We never learn more about our privilege than when we are called on it. Or made to see the other side of it.


  1. "There are times I grow so frustrated with how I speak, because my mind leaps so far out in front of what I actually know how to say: and I know I must sound stupid, with my mangled syntax and wonky accent."

    Hah, this takes me back so much to when I first came to Canada. I would tell my high school teacher that I hate not knowing English and that when I try to communicate with people, it makes me feel stupid. "But Spatula, people know you are not stupid! They know you are still learning the language!" my teachers would say, anxious to repair the holes in my self-esteem.

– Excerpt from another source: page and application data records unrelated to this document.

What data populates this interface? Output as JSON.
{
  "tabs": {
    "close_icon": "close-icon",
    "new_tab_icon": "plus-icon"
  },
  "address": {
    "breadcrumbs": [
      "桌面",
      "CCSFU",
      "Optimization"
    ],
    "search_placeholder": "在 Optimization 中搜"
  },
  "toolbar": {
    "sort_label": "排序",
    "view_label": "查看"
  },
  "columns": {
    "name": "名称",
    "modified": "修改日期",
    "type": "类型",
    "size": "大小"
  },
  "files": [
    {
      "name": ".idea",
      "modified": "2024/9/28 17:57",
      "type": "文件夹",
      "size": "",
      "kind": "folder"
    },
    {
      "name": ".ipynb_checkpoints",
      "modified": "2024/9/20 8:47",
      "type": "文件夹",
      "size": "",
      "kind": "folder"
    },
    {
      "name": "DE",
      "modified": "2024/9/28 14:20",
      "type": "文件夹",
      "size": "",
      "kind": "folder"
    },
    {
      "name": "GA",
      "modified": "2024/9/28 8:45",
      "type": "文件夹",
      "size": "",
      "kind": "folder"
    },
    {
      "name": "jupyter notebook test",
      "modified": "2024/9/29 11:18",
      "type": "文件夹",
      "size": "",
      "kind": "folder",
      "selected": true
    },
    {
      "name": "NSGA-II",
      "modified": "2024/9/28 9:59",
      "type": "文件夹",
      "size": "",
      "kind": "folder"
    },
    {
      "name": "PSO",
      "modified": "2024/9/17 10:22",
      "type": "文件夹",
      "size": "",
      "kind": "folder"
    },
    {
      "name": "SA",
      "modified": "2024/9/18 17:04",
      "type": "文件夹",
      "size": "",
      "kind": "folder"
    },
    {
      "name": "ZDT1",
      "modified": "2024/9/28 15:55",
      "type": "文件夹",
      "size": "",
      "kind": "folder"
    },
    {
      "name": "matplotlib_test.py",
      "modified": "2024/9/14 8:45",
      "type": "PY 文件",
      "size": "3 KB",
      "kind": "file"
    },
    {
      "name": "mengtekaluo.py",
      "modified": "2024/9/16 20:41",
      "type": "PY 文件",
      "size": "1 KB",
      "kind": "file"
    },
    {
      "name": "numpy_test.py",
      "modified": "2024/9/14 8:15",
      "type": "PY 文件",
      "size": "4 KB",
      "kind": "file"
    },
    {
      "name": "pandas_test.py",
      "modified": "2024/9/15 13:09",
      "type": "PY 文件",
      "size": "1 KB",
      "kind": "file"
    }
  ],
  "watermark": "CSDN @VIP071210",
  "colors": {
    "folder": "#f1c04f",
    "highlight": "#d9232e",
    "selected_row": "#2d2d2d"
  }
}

    "But it's not their opinion that makes me feel stupid! It's my inability to communicate what I think, up to MY OWN STANDARD AND HABITUAL LEVEL OF FUNCTIONING! That makes me feel stupid!" I would scream back at them in the privacy of my own head, both because I am a genteel person who doesn't scream at her teachers and because I had no fucking vocabulary to make that statement.

    I totally get that you're talking about the emotional experience of being excluded from a culture by not speaking the language, but I see a big difference between being a tourist and the barriers that immigrants have to deal with. Even immigrants are in far better position, power-wise, than refugees when it comes to dealing with the language barrier, because they *chose* to come. People like my family, who had a choice as to whether to go to Canada and when to do so, are privileged, and our struggles with the language are much more of a case of inconvenience than social injustice...

    But I know the feeling you are describing, I kind of had it when I was trying to buy lemon grass in Chinatown, and I didn't know what it looks like prior to being chopped up and stuck in a thing of soup, and nobody in the stores spoke English, and all the signs were in Mandarin/Cantonese and I felt like a giant dweeb all over again. And then I was like, HA! Karma's a bitch, Gringa!

  2. Right, I didn't meant to compare what I went through to immigrant/refugee difficulties! Just that for a moment, I got a tiny taste of it, even as I was engaging in my usual set of highly privileged activities. But the language thing, yeah: I mean, look, I'm a writer, OK? I'm pretty proud of my ability to communicate. So feeling stupid even when I know I can communicate in this language, is a really decentering experience--it gives me a lot more sympathy for people who I encounter in the anglophone world with language difficulties, most of whom are vastly better at second languages than I am.